# Aim of the task:
Look through the records that follow and state how many lines hold the word "time", without adding anything.

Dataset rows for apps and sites

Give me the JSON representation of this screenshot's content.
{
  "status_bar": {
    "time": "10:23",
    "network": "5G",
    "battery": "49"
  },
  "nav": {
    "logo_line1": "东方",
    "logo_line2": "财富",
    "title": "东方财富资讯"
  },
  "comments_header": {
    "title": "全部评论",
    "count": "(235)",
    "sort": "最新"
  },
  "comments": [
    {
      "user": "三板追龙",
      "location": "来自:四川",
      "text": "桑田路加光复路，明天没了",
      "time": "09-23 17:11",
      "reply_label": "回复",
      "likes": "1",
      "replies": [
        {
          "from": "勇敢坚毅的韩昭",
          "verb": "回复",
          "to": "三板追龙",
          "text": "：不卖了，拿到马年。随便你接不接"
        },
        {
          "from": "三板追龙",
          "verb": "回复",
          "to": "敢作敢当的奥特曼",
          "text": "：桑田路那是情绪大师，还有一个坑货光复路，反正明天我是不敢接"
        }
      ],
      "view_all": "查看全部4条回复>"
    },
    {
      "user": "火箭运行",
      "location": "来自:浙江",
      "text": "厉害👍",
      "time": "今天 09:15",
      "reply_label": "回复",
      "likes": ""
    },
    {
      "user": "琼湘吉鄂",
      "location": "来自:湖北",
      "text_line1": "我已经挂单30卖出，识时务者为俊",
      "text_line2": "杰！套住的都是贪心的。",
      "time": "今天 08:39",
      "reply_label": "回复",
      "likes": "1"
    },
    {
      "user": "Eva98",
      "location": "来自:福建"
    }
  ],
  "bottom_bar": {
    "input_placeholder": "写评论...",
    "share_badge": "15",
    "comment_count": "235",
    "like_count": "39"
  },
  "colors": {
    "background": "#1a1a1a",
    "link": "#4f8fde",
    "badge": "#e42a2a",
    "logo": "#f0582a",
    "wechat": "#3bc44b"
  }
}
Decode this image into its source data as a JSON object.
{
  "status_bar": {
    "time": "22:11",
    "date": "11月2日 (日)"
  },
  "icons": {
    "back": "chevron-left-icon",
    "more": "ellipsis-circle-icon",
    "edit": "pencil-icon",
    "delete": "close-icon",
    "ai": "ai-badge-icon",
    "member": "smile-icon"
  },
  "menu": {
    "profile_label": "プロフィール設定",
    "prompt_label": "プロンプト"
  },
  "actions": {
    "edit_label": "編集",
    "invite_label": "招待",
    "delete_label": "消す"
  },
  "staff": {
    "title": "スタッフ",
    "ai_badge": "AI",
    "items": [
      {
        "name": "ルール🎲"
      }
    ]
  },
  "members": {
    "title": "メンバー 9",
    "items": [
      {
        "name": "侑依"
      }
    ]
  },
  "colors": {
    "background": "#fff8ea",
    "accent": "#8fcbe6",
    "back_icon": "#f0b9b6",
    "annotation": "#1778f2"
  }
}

# Exercise response:
5